§ **Excerpts from a dataset**:
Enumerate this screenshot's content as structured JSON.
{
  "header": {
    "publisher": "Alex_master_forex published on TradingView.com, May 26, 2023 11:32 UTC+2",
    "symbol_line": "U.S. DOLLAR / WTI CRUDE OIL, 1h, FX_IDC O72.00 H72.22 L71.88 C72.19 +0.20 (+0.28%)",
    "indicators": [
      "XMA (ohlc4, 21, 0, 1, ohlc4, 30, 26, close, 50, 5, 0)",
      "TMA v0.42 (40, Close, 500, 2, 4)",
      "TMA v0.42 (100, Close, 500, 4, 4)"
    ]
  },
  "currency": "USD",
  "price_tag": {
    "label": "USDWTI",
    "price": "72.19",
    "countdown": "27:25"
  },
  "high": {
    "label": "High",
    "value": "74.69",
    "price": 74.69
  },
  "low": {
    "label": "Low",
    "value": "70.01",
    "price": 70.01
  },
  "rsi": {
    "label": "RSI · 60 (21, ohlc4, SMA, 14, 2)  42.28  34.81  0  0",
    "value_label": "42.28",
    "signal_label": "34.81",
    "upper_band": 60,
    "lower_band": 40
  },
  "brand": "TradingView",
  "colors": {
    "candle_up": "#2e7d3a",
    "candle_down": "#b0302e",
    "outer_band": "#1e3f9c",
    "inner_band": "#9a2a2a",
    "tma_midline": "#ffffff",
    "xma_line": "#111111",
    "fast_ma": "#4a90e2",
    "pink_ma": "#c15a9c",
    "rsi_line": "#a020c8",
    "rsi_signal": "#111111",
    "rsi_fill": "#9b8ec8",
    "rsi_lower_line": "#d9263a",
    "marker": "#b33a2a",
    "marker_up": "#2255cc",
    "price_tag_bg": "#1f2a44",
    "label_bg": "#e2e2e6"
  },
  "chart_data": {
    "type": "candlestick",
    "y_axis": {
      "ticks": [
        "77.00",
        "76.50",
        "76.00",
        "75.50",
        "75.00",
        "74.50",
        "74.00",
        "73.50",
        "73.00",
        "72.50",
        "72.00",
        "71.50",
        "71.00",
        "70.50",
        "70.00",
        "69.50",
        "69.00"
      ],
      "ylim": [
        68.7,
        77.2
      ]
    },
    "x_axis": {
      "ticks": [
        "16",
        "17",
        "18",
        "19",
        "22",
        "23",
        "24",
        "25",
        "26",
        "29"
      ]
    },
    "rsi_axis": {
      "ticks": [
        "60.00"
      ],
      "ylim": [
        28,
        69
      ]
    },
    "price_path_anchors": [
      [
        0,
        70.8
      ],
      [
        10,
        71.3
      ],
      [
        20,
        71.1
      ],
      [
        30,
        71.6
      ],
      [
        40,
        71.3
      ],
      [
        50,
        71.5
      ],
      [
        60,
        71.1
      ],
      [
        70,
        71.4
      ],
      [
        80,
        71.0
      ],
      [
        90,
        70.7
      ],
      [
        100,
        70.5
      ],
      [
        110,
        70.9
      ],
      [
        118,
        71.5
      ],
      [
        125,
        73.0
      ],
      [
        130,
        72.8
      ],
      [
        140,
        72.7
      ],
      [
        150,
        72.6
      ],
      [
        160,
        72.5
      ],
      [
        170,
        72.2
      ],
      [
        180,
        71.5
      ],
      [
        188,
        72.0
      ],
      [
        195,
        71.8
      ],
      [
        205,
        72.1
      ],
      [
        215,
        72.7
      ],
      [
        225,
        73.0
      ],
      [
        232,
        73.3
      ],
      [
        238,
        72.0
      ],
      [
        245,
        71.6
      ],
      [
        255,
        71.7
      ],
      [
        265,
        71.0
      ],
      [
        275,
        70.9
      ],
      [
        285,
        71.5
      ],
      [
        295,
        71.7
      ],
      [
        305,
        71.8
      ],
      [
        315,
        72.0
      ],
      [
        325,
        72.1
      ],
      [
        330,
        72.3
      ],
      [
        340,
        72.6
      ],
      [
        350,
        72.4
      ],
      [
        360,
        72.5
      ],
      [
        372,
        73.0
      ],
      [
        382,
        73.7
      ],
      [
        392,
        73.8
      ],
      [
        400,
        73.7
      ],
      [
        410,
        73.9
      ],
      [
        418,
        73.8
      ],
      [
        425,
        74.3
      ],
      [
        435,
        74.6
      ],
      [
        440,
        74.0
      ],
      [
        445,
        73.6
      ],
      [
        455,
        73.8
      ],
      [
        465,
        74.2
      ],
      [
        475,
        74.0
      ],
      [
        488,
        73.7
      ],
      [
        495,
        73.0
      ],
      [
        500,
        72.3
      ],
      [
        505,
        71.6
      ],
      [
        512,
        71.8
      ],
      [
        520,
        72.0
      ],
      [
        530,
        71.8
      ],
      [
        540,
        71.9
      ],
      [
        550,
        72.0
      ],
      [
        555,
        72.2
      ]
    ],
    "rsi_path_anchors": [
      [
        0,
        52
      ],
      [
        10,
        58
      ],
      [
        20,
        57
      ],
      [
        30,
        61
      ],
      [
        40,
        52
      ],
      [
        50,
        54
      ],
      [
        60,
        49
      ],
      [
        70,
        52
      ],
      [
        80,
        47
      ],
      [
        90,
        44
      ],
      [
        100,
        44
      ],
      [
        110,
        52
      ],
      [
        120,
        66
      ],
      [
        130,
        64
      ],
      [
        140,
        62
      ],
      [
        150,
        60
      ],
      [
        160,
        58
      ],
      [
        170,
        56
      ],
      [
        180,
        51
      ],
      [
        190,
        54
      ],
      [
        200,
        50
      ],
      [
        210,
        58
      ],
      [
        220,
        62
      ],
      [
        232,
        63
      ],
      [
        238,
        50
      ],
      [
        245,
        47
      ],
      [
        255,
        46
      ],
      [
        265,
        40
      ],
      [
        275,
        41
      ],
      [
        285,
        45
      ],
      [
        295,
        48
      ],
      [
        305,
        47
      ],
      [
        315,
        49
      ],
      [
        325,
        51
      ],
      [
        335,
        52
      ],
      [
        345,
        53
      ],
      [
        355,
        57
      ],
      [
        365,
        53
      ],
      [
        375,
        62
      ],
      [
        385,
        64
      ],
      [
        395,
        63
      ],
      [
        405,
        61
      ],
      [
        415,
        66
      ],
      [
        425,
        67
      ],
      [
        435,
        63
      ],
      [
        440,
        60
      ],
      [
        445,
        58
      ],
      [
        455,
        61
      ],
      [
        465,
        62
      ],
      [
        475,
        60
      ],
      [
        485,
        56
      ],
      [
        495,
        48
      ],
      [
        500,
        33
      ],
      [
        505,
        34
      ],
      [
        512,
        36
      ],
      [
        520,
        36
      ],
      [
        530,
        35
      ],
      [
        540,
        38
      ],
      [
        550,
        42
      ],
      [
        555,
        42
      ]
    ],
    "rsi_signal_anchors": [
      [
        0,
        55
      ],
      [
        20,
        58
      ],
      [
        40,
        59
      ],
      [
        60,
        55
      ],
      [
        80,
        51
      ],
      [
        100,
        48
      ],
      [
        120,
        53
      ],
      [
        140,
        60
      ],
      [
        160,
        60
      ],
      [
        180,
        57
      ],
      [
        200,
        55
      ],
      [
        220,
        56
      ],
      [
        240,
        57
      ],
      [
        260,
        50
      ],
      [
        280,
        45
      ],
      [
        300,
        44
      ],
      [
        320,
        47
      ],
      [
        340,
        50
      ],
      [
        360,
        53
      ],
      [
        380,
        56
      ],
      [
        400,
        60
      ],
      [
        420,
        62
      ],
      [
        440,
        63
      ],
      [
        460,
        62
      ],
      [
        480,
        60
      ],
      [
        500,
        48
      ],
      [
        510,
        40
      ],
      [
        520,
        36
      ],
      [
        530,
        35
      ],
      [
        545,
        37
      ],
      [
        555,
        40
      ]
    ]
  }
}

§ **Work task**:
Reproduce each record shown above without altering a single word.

§ **Your response**:
Enumerate this screenshot's content as structured JSON.
{
  "header": {
    "publisher": "Alex_master_forex published on TradingView.com, May 26, 2023 11:32 UTC+2",
    "symbol_line": "U.S. DOLLAR / WTI CRUDE OIL, 1h, FX_IDC O72.00 H72.22 L71.88 C72.19 +0.20 (+0.28%)",
    "indicators": [
      "XMA (ohlc4, 21, 0, 1, ohlc4, 30, 26, close, 50, 5, 0)",
      "TMA v0.42 (40, Close, 500, 2, 4)",
      "TMA v0.42 (100, Close, 500, 4, 4)"
    ]
  },
  "currency": "USD",
  "price_tag": {
    "label": "USDWTI",
    "price": "72.19",
    "countdown": "27:25"
  },
  "high": {
    "label": "High",
    "value": "74.69",
    "price": 74.69
  },
  "low": {
    "label": "Low",
    "value": "70.01",
    "price": 70.01
  },
  "rsi": {
    "label": "RSI · 60 (21, ohlc4, SMA, 14, 2)  42.28  34.81  0  0",
    "value_label": "42.28",
    "signal_label": "34.81",
    "upper_band": 60,
    "lower_band": 40
  },
  "brand": "TradingView",
  "colors": {
    "candle_up": "#2e7d3a",
    "candle_down": "#b0302e",
    "outer_band": "#1e3f9c",
    "inner_band": "#9a2a2a",
    "tma_midline": "#ffffff",
    "xma_line": "#111111",
    "fast_ma": "#4a90e2",
    "pink_ma": "#c15a9c",
    "rsi_line": "#a020c8",
    "rsi_signal": "#111111",
    "rsi_fill": "#9b8ec8",
    "rsi_lower_line": "#d9263a",
    "marker": "#b33a2a",
    "marker_up": "#2255cc",
    "price_tag_bg": "#1f2a44",
    "label_bg": "#e2e2e6"
  },
  "chart_data": {
    "type": "candlestick",
    "y_axis": {
      "ticks": [
        "77.00",
        "76.50",
        "76.00",
        "75.50",
        "75.00",
        "74.50",
        "74.00",
        "73.50",
        "73.00",
        "72.50",
        "72.00",
        "71.50",
        "71.00",
        "70.50",
        "70.00",
        "69.50",
        "69.00"
      ],
      "ylim": [
        68.7,
        77.2
      ]
    },
    "x_axis": {
      "ticks": [
        "16",
        "17",
        "18",
        "19",
        "22",
        "23",
        "24",
        "25",
        "26",
        "29"
      ]
    },
    "rsi_axis": {
      "ticks": [
        "60.00"
      ],
      "ylim": [
        28,
        69
      ]
    },
    "price_path_anchors": [
      [
        0,
        70.8
      ],
      [
        10,
        71.3
      ],
      [
        20,
        71.1
      ],
      [
        30,
        71.6
      ],
      [
        40,
        71.3
      ],
      [
        50,
        71.5
      ],
      [
        60,
        71.1
      ],
      [
        70,
        71.4
      ],
      [
        80,
        71.0
      ],
      [
        90,
        70.7
      ],
      [
        100,
        70.5
      ],
      [
        110,
        70.9
      ],
      [
        118,
        71.5
      ],
      [
        125,
        73.0
      ],
      [
        130,
        72.8
      ],
      [
        140,
        72.7
      ],
      [
        150,
        72.6
      ],
      [
        160,
        72.5
      ],
      [
        170,
        72.2
      ],
      [
        180,
        71.5
      ],
      [
        188,
        72.0
      ],
      [
        195,
        71.8
      ],
      [
        205,
        72.1
      ],
      [
        215,
        72.7
      ],
      [
        225,
        73.0
      ],
      [
        232,
        73.3
      ],
      [
        238,
        72.0
      ],
      [
        245,
        71.6
      ],
      [
        255,
        71.7
      ],
      [
        265,
        71.0
      ],
      [
        275,
        70.9
      ],
      [
        285,
        71.5
      ],
      [
        295,
        71.7
      ],
      [
        305,
        71.8
      ],
      [
        315,
        72.0
      ],
      [
        325,
        72.1
      ],
      [
        330,
        72.3
      ],
      [
        340,
        72.6
      ],
      [
        350,
        72.4
      ],
      [
        360,
        72.5
      ],
      [
        372,
        73.0
      ],
      [
        382,
        73.7
      ],
      [
        392,
        73.8
      ],
      [
        400,
        73.7
      ],
      [
        410,
        73.9
      ],
      [
        418,
        73.8
      ],
      [
        425,
        74.3
      ],
      [
        435,
        74.6
      ],
      [
        440,
        74.0
      ],
      [
        445,
        73.6
      ],
      [
        455,
        73.8
      ],
      [
        465,
        74.2
      ],
      [
        475,
        74.0
      ],
      [
        488,
        73.7
      ],
      [
        495,
        73.0
      ],
      [
        500,
        72.3
      ],
      [
        505,
        71.6
      ],
      [
        512,
        71.8
      ],
      [
        520,
        72.0
      ],
      [
        530,
        71.8
      ],
      [
        540,
        71.9
      ],
      [
        550,
        72.0
      ],
      [
        555,
        72.2
      ]
    ],
    "rsi_path_anchors": [
      [
        0,
        52
      ],
      [
        10,
        58
      ],
      [
        20,
        57
      ],
      [
        30,
        61
      ],
      [
        40,
        52
      ],
      [
        50,
        54
      ],
      [
        60,
        49
      ],
      [
        70,
        52
      ],
      [
        80,
        47
      ],
      [
        90,
        44
      ],
      [
        100,
        44
      ],
      [
        110,
        52
      ],
      [
        120,
        66
      ],
      [
        130,
        64
      ],
      [
        140,
        62
      ],
      [
        150,
        60
      ],
      [
        160,
        58
      ],
      [
        170,
        56
      ],
      [
        180,
        51
      ],
      [
        190,
        54
      ],
      [
        200,
        50
      ],
      [
        210,
        58
      ],
      [
        220,
        62
      ],
      [
        232,
        63
      ],
      [
        238,
        50
      ],
      [
        245,
        47
      ],
      [
        255,
        46
      ],
      [
        265,
        40
      ],
      [
        275,
        41
      ],
      [
        285,
        45
      ],
      [
        295,
        48
      ],
      [
        305,
        47
      ],
      [
        315,
        49
      ],
      [
        325,
        51
      ],
      [
        335,
        52
      ],
      [
        345,
        53
      ],
      [
        355,
        57
      ],
      [
        365,
        53
      ],
      [
        375,
        62
      ],
      [
        385,
        64
      ],
      [
        395,
        63
      ],
      [
        405,
        61
      ],
      [
        415,
        66
      ],
      [
        425,
        67
      ],
      [
        435,
        63
      ],
      [
        440,
        60
      ],
      [
        445,
        58
      ],
      [
        455,
        61
      ],
      [
        465,
        62
      ],
      [
        475,
        60
      ],
      [
        485,
        56
      ],
      [
        495,
        48
      ],
      [
        500,
        33
      ],
      [
        505,
        34
      ],
      [
        512,
        36
      ],
      [
        520,
        36
      ],
      [
        530,
        35
      ],
      [
        540,
        38
      ],
      [
        550,
        42
      ],
      [
        555,
        42
      ]
    ],
    "rsi_signal_anchors": [
      [
        0,
        55
      ],
      [
        20,
        58
      ],
      [
        40,
        59
      ],
      [
        60,
        55
      ],
      [
        80,
        51
      ],
      [
        100,
        48
      ],
      [
        120,
        53
      ],
      [
        140,
        60
      ],
      [
        160,
        60
      ],
      [
        180,
        57
      ],
      [
        200,
        55
      ],
      [
        220,
        56
      ],
      [
        240,
        57
      ],
      [
        260,
        50
      ],
      [
        280,
        45
      ],
      [
        300,
        44
      ],
      [
        320,
        47
      ],
      [
        340,
        50
      ],
      [
        360,
        53
      ],
      [
        380,
        56
      ],
      [
        400,
        60
      ],
      [
        420,
        62
      ],
      [
        440,
        63
      ],
      [
        460,
        62
      ],
      [
        480,
        60
      ],
      [
        500,
        48
      ],
      [
        510,
        40
      ],
      [
        520,
        36
      ],
      [
        530,
        35
      ],
      [
        545,
        37
      ],
      [
        555,
        40
      ]
    ]
  }
}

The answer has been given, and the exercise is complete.